RECORDED INFORMATION below:
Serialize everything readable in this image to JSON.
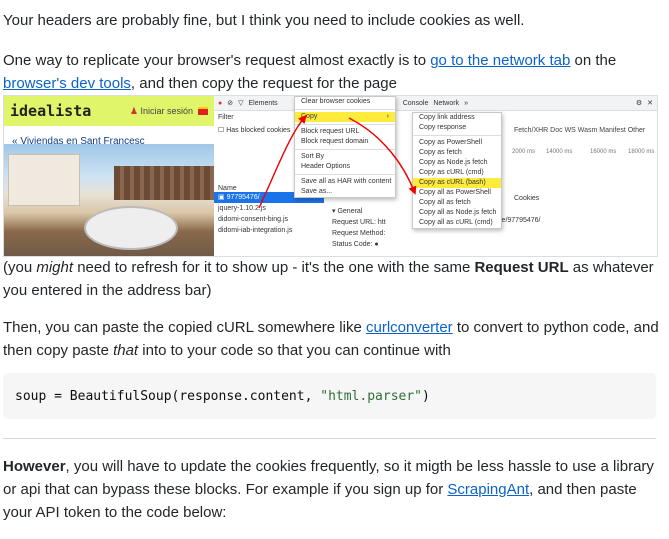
{
  "p1": "Your headers are probably fine, but I think you need to include cookies as well.",
  "p2": {
    "a": "One way to replicate your browser's request almost exactly is to ",
    "link1": "go to the network tab",
    "b": " on the",
    "link2": "browser's dev tools",
    "c": ", and then copy the request for the page"
  },
  "screenshot": {
    "site": {
      "logo": "idealista",
      "login": "Iniciar sesión",
      "breadcrumb": "« Viviendas en Sant Francesc"
    },
    "devtools": {
      "toolbar": [
        "Elements",
        "Console",
        "Network",
        "»"
      ],
      "filter": "Filter",
      "has_blocked": "Has blocked cookies",
      "name_header": "Name",
      "selected_request": "97795476/",
      "files": [
        "jquery-1.10.2.js",
        "didomi-consent-bing.js",
        "didomi-iab-integration.js"
      ],
      "tabs": "Fetch/XHR  Doc  WS  Wasm  Manifest  Other",
      "timeline": [
        "2000 ms",
        "14000 ms",
        "16000 ms",
        "18000 ms"
      ],
      "general": [
        "▾ General",
        "Request URL: htt",
        "Request Method:",
        "Status Code: ●"
      ],
      "side_tab": "Cookies",
      "side_url": "le/97795476/"
    },
    "menu1": [
      "Clear browser cookies",
      "Copy",
      "Block request URL",
      "Block request domain",
      "Sort By",
      "Header Options",
      "Save all as HAR with content",
      "Save as..."
    ],
    "menu2": [
      "Copy link address",
      "Copy response",
      "Copy as PowerShell",
      "Copy as fetch",
      "Copy as Node.js fetch",
      "Copy as cURL (cmd)",
      "Copy as cURL (bash)",
      "Copy all as PowerShell",
      "Copy all as fetch",
      "Copy all as Node.js fetch",
      "Copy all as cURL (cmd)"
    ]
  },
  "p3": {
    "a": "(you ",
    "em": "might",
    "b": " need to refresh for it to show up - it's the one with the same ",
    "strong": "Request URL",
    "c": " as whatever",
    "line2": "you entered in the address bar)"
  },
  "p4": {
    "a": "Then, you can paste the copied cURL somewhere like ",
    "link": "curlconverter",
    "b": " to convert to python code, and",
    "c": "then copy paste ",
    "em": "that",
    "d": " into to your code so that you can continue with"
  },
  "code": {
    "pre": "soup = BeautifulSoup(response.content, ",
    "str": "\"html.parser\"",
    "post": ")"
  },
  "p5": {
    "strong": "However",
    "a": ", you will have to update the cookies frequently, so it migth be less hassle to use a library",
    "b": "or api that can bypass these blocks. For example if you sign up for ",
    "link": "ScrapingAnt",
    "c": ", and then paste",
    "d": "your API token to the code below:"
  }
}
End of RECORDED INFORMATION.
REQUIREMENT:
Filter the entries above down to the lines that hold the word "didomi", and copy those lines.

EXERCISE OUTPUT:
        "didomi-consent-bing.js",
        "didomi-iab-integration.js"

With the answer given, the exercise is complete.